Last Thursday I told the young people here in the church: there are so many of us on the hill and among us all there is a beautiful and great diversity. It is a constant surprise to see the joy and solidarity that unite those who are here.
Our life all together allows us better to understand the communion of the Church. The Church is itself when, through the life of its members, it radiates God’s joy and peace.
But at the same time we are distressed by what we learn of violence and wars in the world. The presence here of young people from regions marked by conflict makes us still more sensitive to the suffering. But their presence also encourages us tremendously. We see that everywhere there are women and men of peace.
We are touched to welcome Ukrainians and Russians this week. And a group of Palestinians from the Bethlehem area. One of these Palestinians is Muslim; the others are Christians. And we also think of Rabbi Levi and our Jewish friends in Israel.
This week two thousand French students were supposed to travel to the Holy Land and their project had to be canceled. We share their disappointment and that of those who were overjoyed to welcome them. Some of these students have come to Taizé these days to replace this pilgrimage which was canceled.

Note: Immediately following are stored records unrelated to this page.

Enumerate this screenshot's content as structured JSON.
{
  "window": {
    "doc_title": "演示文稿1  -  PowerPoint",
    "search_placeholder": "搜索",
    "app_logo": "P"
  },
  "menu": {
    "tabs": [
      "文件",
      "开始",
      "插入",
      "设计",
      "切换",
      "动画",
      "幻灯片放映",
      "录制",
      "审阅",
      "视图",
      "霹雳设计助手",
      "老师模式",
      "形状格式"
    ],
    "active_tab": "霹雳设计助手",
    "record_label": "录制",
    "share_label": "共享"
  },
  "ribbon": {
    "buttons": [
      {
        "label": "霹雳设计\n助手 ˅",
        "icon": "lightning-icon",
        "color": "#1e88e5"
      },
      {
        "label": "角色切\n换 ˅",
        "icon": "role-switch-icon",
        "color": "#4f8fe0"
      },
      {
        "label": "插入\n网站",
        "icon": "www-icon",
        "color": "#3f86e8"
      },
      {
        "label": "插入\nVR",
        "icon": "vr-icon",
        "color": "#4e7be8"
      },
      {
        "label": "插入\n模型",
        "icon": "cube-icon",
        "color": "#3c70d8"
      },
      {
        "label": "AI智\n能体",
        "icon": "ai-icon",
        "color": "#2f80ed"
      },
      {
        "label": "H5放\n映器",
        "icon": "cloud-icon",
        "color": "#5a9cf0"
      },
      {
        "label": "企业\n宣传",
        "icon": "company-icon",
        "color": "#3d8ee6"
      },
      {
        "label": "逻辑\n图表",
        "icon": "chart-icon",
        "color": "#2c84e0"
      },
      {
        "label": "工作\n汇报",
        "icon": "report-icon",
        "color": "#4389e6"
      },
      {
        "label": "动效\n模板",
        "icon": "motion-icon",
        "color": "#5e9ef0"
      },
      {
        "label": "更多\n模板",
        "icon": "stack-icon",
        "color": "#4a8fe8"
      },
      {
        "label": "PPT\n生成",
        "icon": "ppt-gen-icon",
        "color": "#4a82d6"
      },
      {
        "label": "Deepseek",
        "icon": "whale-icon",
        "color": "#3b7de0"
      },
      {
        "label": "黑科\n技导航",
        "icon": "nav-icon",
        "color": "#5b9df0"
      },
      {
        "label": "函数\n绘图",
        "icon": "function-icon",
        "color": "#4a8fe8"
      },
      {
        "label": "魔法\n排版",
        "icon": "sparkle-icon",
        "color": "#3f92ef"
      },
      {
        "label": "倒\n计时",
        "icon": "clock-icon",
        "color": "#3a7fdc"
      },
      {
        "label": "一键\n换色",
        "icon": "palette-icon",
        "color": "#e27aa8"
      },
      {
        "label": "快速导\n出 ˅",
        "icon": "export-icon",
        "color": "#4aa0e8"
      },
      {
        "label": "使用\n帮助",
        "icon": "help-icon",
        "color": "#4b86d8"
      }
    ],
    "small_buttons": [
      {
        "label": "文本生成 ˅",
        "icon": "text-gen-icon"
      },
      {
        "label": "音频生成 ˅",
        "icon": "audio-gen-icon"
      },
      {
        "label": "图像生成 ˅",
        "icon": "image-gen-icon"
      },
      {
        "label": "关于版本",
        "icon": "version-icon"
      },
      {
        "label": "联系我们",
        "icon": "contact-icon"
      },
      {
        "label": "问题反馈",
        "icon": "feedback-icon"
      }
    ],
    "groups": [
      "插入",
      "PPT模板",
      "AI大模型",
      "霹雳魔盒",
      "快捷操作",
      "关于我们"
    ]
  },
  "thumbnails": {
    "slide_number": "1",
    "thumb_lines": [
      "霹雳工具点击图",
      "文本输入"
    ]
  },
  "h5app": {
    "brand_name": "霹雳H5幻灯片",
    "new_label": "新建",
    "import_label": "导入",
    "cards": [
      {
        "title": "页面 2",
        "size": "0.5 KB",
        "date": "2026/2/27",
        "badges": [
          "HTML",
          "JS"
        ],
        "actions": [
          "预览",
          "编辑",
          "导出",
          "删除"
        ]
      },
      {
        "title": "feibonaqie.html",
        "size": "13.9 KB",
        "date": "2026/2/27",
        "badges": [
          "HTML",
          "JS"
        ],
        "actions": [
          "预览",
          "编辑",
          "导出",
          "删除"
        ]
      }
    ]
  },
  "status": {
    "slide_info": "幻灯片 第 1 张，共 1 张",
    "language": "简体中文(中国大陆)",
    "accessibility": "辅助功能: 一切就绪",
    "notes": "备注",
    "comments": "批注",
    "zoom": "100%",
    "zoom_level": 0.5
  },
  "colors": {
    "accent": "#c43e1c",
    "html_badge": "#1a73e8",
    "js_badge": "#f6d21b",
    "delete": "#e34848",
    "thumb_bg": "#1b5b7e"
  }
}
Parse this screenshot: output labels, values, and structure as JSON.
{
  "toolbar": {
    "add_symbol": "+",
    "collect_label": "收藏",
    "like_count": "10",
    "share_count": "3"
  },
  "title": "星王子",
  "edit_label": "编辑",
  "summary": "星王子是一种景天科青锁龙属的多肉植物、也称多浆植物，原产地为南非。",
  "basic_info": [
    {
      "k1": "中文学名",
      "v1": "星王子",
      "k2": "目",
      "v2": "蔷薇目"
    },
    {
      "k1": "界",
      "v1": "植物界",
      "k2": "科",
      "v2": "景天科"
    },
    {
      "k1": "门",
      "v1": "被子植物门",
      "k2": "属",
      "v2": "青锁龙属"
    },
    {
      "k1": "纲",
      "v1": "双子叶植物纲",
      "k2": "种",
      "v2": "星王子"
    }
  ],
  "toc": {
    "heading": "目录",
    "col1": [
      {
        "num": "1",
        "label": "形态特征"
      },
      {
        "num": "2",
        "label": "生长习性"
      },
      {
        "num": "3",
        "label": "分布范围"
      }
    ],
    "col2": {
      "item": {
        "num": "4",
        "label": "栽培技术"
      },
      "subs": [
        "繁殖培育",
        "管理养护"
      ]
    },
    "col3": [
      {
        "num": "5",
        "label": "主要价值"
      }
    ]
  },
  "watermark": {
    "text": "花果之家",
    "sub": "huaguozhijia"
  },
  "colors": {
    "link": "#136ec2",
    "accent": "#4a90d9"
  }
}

What can we do in the face of violence? When conflicts have erupted it is often too late. The spiral of hatred and revenge is extremely difficult to interrupt. The wounds are too deep for hearts to find peace.
How can we open our eyes better in advance to the ways conflicts are prepared? I think of immigration, for example. Some want to protect themselves by building insulating walls. But they forget the debt that many Northern countries have to Southern countries, and they seem unaware that the North will need immigrants in the years to come.
To prevent future conflicts, for example those that such situations prepare, it is essential to change the regulations. But this is not enough. To prevent conflicts, hearts need to change.
Is not the priority today to introduce in human societies more brotherhood, more attentiveness to others? This implies in particular developing within ourselves a greater sensitivity to those who remain wounded by our roadsides.
I would like this not only to remain a moral appeal, but for us to find in our faith a motivation for this call for solidarity. That will be the center of our thinking next year.
Confidence in the infinite love that God has for each person, for each one of us, is the source of human solidarity. It is starting from this source of love that the Gospel invites Christians, together with those seeking peace, to a life of solidarity. For us brothers, one of our greatest desires is that all of you who pass through this place may discover this source of life.
For this source to flow into our hearts, every person, and we brothers too, every person must clear the ground in themselves over and over again. This means not looking back, not clinging to bitterness or humiliation, but entrusting them to Christ, who has conquered hatred and violence.
It is the Holy Spirit, present in us, who pours into our hearts the source of love and peace. In the face of all that discourages us—violence in the world, our own weakness and imperfections, and even our mistakes—in the face of all that we need to have the courage just to say yes to his presence.
This yes can be hesitant and hardly noticeable, but it creates an opening in us. And peace received in the secret of our hearts can bring us far; it can transform the earth.
Let us remember Mary’s yes. By her simple yes, that girl of Nazareth allowed Christ to be born among us. Surely none of her neighbors could suspect the extraordinary thing that was taking place.
Let us say the same yes in order to receive the love and peace of Christ. By the presence of the Holy Spirit in us, he prepares us to forgive and to follow him to the point of loving even those who hurt us.
Tonight we are praying especially for peace in the Middle East. Sometimes we wonder if prayer can change the course of history and it’s true that we do not know what effect it has. It’s better that way; otherwise our prayer might become a form of bargaining with God.
We pray in the hope that our poor prayer may create openings and God’s love may more easily blow upon those we entrust to him. In this spirit, this summer we have been gathering every Sunday at 6:30pm for half an hour of silence in this church to pray for peace.
And now I invite the Palestinians to come up here close to me. They will recite the Our Father in Arabic; we will listen while praying inwardly with them. Then the prayer will continue by singing Da pacem ... in diebus